Due to the ever-increasing interest in this topic, we foresee that future review articles and/or special issues of journals driven by multilateral research cooperations between seminars' participants will be an outcome of this workshop. To ensure and stimulate further cooperation in this field, a list of specific follow up activities has been elaborated and discussed with the participants. All in all, a fruitful discussion was stimulated across the two domains throughout the complete week of this Dagstuhl workshop which will become more obvious in joint research efforts of all kinds.

Copyright Christoph Heinzl, Robert Michael Kirby, Stepan V. Lomov, Guillermo Requena, and Rüdiger Westermann

  • Amal Aboulhassan (Material Solved - Alexandria, EG) [dblp]
  • Jan De Beenhouwer (Universiteit Antwerpen - Wilrijk, BE) [dblp]
  • Francesco De Carlo (Argonne National Laboratory - Lemont, US) [dblp]
  • Thomas Ertl (Universität Stuttgart, DE) [dblp]
  • Christian Gollwitzer (BAM - Berlin, DE)
  • Eduard Gröller (TU Wien, AT) [dblp]
  • Doga Gursoy (Argonne National Laboratory - Lemont, US) [dblp]
  • Hans Hagen (TU Kaiserslautern, DE) [dblp]
  • Marcus Hanwell (Kitware - Clifton Park, US) [dblp]
  • Ulf Hassler (Fraunhofer-Institut für Integrierte Schaltungen II, DE) [dblp]
  • Hans-Christian Hege (Konrad-Zuse-Zentrum - Berlin, DE) [dblp]
  • Wolfgang Heidrich (KAUST - Thuwal, SA) [dblp]
  • Christoph Heinzl (FH Oberösterreich - Wels, AT) [dblp]
  • Johann Kastner (FH Oberösterreich - Wels, AT) [dblp]
  • Robert Michael Kirby (University of Utah - Salt Lake City, US) [dblp]
  • Fabien Leonard (BAM - Berlin, DE)
  • Stepan V. Lomov (KU Leuven, BE) [dblp]
  • Lucia Mancini (Elettra - Sincrotrone Trieste S.C.p.A. - Trieste, IT) [dblp]
  • Rajmund Mokso (Lund University, SE) [dblp]
  • Torsten Möller (Universität Wien, AT) [dblp]
  • Klaus Mueller (Stony Brook University, US) [dblp]
  • Vijay Natarajan (Indian Institute of Science - Bangalore, IN) [dblp]
  • Ahmad Osman (HTW - Saarbrücken, DE) [dblp]
  • Sidnei Paciornik (BAM - Berlin, DE) [dblp]
  • Kristi Potter (NREL - Golden, US) [dblp]
  • Bernhard Preim (Universität Magdeburg, DE) [dblp]
  • Guillermo Requena (DLR - Köln, DE)
  • Gerik Scheuermann (Universität Leipzig, DE) [dblp]
  • Katja Schladitz (Fraunhofer ITWM - Kaiserslautern, DE) [dblp]
  • Johanna Schmidt (AIT - Austrian Institute of Technology - Wien, AT) [dblp]
  • Jeff Simmons (AFRL - Wright Patterson, US) [dblp]
  • Federico Sket (IMDEA Materiales - Madrid, ES)
  • Daniela Ushizima (Lawrence Berkeley National Laboratory, US) [dblp]
  • Daniel Weiskopf (Universität Stuttgart, DE) [dblp]
  • Rephael Wenger (Ohio State University - Columbus, US) [dblp]
  • Rüdiger Westermann (TU München, DE) [dblp]
  • Thomas Wischgoll (Wright State University - Dayton, US) [dblp]

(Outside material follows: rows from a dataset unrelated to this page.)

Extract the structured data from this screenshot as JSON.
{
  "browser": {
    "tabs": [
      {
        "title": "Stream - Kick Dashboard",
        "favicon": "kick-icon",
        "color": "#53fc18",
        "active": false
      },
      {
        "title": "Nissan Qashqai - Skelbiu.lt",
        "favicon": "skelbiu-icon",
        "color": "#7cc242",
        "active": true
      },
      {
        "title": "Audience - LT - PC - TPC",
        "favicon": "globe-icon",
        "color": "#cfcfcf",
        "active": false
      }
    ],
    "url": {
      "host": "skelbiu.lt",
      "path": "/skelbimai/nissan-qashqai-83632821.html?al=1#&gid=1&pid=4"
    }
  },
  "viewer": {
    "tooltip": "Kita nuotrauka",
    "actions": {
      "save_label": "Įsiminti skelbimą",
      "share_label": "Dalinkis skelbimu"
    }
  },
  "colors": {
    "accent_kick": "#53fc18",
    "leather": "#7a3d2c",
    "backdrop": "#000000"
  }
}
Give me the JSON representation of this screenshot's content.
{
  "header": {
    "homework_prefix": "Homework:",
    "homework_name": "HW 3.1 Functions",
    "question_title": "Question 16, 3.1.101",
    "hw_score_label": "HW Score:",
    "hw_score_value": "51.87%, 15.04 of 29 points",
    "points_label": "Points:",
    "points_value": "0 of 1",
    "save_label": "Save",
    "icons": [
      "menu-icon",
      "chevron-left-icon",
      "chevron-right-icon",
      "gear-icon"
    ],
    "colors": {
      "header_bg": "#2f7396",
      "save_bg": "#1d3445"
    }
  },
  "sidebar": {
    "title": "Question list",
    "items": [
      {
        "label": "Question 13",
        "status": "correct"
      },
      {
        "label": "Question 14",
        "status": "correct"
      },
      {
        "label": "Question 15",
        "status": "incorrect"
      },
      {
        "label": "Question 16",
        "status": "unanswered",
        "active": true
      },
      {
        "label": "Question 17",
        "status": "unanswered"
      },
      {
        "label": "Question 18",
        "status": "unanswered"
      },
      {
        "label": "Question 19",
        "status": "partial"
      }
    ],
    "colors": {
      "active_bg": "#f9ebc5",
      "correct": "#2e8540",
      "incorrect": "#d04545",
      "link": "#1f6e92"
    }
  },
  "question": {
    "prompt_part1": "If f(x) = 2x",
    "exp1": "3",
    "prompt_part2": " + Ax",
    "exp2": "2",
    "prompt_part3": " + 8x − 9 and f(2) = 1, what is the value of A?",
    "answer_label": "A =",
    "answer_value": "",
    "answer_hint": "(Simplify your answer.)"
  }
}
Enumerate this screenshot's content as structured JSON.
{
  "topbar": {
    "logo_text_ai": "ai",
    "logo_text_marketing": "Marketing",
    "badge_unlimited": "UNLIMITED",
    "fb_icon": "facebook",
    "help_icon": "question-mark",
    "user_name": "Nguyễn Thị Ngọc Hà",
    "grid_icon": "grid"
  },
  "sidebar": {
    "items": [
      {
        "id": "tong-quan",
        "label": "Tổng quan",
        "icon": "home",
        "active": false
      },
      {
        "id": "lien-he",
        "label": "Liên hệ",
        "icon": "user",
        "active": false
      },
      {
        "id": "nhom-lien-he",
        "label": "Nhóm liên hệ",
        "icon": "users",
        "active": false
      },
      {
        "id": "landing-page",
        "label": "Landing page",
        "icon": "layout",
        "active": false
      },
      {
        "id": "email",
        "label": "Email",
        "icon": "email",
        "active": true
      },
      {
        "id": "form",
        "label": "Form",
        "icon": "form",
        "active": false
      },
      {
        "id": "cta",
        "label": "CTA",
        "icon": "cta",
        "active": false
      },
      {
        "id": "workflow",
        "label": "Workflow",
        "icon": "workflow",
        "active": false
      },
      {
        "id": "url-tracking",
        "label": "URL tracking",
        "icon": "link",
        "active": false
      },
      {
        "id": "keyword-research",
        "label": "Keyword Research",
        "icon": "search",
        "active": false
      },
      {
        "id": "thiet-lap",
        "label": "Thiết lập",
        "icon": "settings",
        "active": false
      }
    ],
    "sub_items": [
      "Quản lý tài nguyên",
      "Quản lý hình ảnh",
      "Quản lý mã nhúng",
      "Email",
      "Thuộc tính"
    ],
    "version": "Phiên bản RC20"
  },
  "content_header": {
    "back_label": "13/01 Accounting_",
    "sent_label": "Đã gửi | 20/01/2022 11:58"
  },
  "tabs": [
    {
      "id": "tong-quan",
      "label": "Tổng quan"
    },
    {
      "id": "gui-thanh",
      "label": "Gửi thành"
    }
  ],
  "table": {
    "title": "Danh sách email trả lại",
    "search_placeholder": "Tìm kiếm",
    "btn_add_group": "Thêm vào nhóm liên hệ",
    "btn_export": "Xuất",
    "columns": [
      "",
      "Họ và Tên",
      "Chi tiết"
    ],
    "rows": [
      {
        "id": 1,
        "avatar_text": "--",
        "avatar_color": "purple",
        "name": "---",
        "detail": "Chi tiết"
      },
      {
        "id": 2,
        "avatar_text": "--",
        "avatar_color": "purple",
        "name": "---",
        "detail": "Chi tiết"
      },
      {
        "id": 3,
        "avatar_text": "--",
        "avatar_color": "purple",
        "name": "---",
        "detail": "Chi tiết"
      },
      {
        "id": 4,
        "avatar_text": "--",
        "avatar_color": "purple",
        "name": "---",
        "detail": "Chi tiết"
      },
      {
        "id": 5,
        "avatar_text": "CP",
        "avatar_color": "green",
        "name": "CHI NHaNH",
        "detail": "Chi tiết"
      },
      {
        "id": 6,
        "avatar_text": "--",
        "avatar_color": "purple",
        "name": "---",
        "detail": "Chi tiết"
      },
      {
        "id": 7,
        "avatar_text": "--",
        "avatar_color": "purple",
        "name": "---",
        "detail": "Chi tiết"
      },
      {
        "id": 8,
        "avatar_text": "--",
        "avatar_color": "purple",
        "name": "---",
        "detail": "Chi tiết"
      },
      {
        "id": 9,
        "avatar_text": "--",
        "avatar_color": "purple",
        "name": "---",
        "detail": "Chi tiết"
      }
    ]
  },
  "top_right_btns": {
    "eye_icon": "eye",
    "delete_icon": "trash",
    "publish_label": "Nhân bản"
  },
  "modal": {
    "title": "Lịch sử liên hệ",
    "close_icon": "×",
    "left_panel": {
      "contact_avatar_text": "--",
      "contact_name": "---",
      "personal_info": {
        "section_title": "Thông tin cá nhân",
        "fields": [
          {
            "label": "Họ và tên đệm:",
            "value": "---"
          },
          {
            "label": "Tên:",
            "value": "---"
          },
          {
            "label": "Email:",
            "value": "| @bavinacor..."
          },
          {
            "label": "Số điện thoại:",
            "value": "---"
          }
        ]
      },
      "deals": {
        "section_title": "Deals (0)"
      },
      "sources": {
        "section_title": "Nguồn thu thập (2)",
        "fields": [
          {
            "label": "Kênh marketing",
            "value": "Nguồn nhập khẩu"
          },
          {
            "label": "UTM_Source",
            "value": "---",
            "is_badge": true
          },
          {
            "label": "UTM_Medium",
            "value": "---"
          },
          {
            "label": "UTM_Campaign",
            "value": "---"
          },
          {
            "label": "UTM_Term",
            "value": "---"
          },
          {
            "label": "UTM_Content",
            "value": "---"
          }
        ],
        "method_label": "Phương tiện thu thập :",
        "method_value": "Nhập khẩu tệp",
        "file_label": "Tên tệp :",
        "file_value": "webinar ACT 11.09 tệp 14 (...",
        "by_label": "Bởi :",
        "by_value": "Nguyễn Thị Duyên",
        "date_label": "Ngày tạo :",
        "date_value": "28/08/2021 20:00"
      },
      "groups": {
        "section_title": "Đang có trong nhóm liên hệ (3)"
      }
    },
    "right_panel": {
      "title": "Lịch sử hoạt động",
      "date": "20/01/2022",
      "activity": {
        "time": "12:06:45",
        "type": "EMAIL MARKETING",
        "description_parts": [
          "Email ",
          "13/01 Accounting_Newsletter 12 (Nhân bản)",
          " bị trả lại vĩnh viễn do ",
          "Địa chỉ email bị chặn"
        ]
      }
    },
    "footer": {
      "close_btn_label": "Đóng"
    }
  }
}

  • computer graphics / computer vision
  • data structures / algorithms / complexity
  • modelling / simulation

  • Visual Computing
  • Materials Science
  • Visualization / Visual Analysis
  • Data Structures
  • Interaction